This page of the web site will serve as my blog. Here I will share things that I have learned more recently on the subject of extemporaneous preaching.

WINTER - 2014

During one of our sessions someone mentioned Ted Talks, a series of public speaking seminars held around the country during the past several years. I had never heard of them so could not comment on them during our class. I have now listened to several of these talks and have enjoyed them very much. I have a few observations I would like to make.

1. Most of the speakers I have seen so far are extremely fluent and may be giving talks they have given many times before. They border on being memorized presentations with very few of the typical characteristics of speaking freely. (ah’s and um’s and repeating things etc.) Some qualities of speaking freely, however, are clearly present such as gestures and facial expressions which go perfectly with the dialog. If a pastor preached an extemp sermon at 3 services in a row on Sunday morning, I believe this kind of fluency would be the result.

So far I have only seen one person who read their talk. I saw one very effective speaker who had his notes on a lectern but used them like a pastor preaching extemporaneously. In other words he only looked down at his notes to see what came next. At one of the venues they had a tela- prompter device in front of the speaker on the floor which she looked at from time to time but again did not read a manuscript.

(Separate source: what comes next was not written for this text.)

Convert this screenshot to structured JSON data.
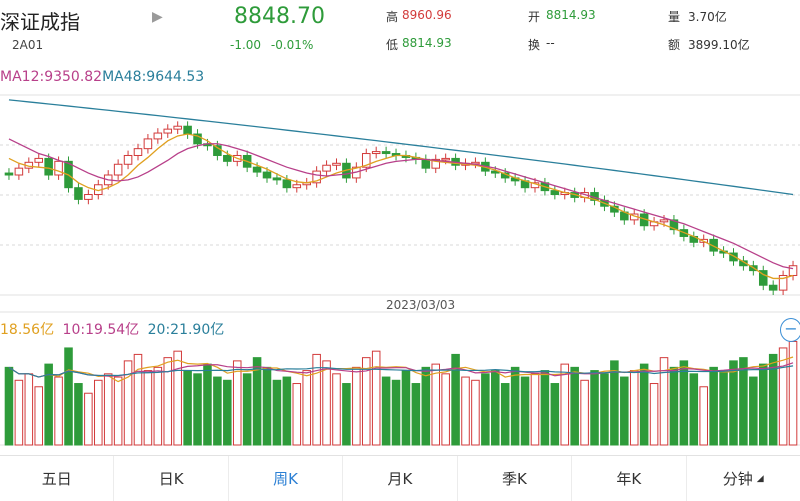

2. One of my favorite talks is promoted quite heavily on the Ted Talk web site and is by British author Sir Ken Robinson. His talk explaining how our schools educate creativity out of children knocked my socks off. Even with his English accent I could understand every word and after a while hung on every word. Later I came across a talk he has done more recently. It seems that his first talk was so well received that they invited him back for another appearance. This time his talk was not half as effective. He still spoke well but his material was not as good. He evidently gave us the bulk of his thoughts on the subject during the first 20 minute talk and didn’t have much more to say about it.

It started me thinking about how difficult it is to come up with new material. It is one thing to put together one 20 minute talk and quite another to write an original 20 minute sermon every week of the year. It makes you appreciate what pastors are called upon to do. We have a simple message, God sent His only Son into the world to redeem the world. To take that simple message and come up with something new to say about it for a life time of preaching has to rank as one of the greatest challenges in the history of public speaking.

3. In the class Ted Talks were mentioned as an example of the fact that public speaking is not dead. This example will be a wonderful addition to my comments on that subject in my “Why Speak Extemporaneously” lecture. These talks are powerful ways of communicating new ideas and concepts using a very simple and yet effective format of a 20 minute or less extemporaneous talk.

Two weeks ago my wife and I were running late in getting to our little country church and didn’t arrive until right when the service was supposed to begin. I had hoped to sneak in and sit in the back but as we arrived the doors opened wide and the usher announced, “We have a pastor.” This was followed by cheers and applause from the 40 or so parishoers gathered for worship. It seems that the Pastor came down with the flu very suddenly and could not make it to church. They asked me if I could lead them in worship. The pastor had picked some hymns which the organist was ready with but there was no bulletin as he normally prints that after he arrives on Sunday morning. (He lives 60 miles from the church) We put our heads together and decided on Service of the Word from With One Voice. There was a lay reader so during the reading of the lessons I tried to think of what I could do for a sermon.

I had recently written a devotional for the Norwegian American Weekly about cross country skiing and the winter Olympics and I gave some thought to how I could expand that into a somewhat longer piece for the sermon. After only these few short minutes to think about it I was able to preach for 10 or 12 minutes completely in an impromptu way.

What amazed me was how much came to me on the spur of the moment as I had to think on my feet. We all have this ability as talkers and as long as we have something in mind that we want to get across our brains will do a wonderful job of helping us think of what to say. As you might expect a parishioner came up to me afterwards and said that my sermon was just what a sermon should be. I said I suppose you mean “short.” No he said what I liked was that you told a story, applied it to a Biblical text and then helped us see how it applied also to us today. I had the thought that we may be guilty of making this preaching thing altogether too complicated.

I used to have a blog which I never added to very often. It is not supported any longer by Google so rather than try to get a new one going I am going to do all my blogging on my web site. For the time being this is still functioning. I will call my blogs Extemp Extras and put them on this web site as well as send them out to former students.

My next class will be at Spirit in the Desert Retreat Center in Carefree, AZ - January 23-25, 2018. I always appreciate the referrals.

Blessings on your preaching,
Jerry Larson